This is not your grandfather’s manufacturing plant. Here, a 3D printer casts custom robotic tooling from carbon fiber filament. Robotic arms swing and pulse methodically, crimping, measuring, picking and placing carbon steel pipe for the machining process. A robotic gantry and a semi-automated pin inserter whir quietly in the background. This is Nicholas Longworth’s workplace, where the 26-year-old former physics and business management major leads a team of automation engineers at Dixon Valve & Coupling Company in Chestertown.
Under Longworth’s direction, the Automation team is taking part in engineering the future of manufacturing for this 100-year-old company that specializes in industrial hose fittings. Not only are they adopting new technologies for machining parts, they are breathing new life into old machinery throughout the factory. Recently, they installed a solid-state relay into a 1940s furnace so the oven will hold the constant temperature needed for annealing. They rebuilt the electrical architecture of some cam-driven World War II-era equipment once used to make fuse caps for anti-aircraft shells, and they retrofitted old machines whose controls were failing.
But the bells and whistles of robotics engineering signal a new era in manufacturing. This is where Longworth and his team shine; not only are they are developing the software that manages the interfaces between automated machinery, they also manage the software that monitors operational efficiency. “Our machines are talking to one another, and to the servers upstairs, so we can better track our production efficiency,” Longworth says. “This gives us the ability to ask questions we wouldn’t normally even know to ask about what’s happening on the floor.”
To help him learn to ask even more questions, Longworth is pursuing an online master’s degree program in robotics engineering through Worcester Polytechnic Institute. “How does the back end of a robot work? What’s their process? And how can I use this information at Dixon Valve? The main reason I chose to pursue a master’s degree is to do my job better and to better understand what’s going on in the industry, so I can make better decisions.”
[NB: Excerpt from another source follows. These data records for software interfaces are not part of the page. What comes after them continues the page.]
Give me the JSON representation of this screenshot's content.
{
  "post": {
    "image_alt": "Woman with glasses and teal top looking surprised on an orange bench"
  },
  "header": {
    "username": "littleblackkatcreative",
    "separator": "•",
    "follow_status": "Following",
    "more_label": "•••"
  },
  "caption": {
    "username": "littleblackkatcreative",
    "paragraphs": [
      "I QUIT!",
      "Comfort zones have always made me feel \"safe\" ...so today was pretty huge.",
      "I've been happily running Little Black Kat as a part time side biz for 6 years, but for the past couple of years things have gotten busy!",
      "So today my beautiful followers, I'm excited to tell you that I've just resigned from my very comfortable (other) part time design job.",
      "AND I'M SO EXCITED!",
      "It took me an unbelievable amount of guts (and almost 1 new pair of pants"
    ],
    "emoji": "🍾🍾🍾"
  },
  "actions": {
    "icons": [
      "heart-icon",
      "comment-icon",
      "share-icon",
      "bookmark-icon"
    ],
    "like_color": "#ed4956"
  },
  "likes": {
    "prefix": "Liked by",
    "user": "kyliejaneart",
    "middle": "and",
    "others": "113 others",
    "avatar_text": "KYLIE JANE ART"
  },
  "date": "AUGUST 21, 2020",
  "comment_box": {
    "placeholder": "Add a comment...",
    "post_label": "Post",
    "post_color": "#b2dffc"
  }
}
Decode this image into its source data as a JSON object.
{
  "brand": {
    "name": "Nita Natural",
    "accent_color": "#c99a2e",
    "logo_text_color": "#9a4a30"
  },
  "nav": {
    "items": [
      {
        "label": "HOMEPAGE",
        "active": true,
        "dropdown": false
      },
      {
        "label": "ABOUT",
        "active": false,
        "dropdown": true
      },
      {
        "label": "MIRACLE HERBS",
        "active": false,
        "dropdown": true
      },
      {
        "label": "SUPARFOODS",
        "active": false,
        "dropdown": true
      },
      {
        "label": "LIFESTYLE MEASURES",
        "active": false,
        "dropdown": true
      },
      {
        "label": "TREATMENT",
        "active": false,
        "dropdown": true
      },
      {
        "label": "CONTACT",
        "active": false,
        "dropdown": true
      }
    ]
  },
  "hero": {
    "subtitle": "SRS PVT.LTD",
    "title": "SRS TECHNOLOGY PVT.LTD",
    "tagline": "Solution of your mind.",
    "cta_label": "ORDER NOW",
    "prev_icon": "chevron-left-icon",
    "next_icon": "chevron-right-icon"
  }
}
Longworth also likes the idea of creating something useful that powers American industry. “There’s nothing quite like that feeling of building something from nothing, and knowing that everything you do, everything you make, has a physical consequence. When a machine actually works for the first time, I feel like Rocky on the steps of the Philadelphia Museum of Art. But if it doesn’t work properly, if the robotic arm hits something, bad things can happen. You can destroy a machine, or someone could get hurt. It’s not quite the same when a server goes down.”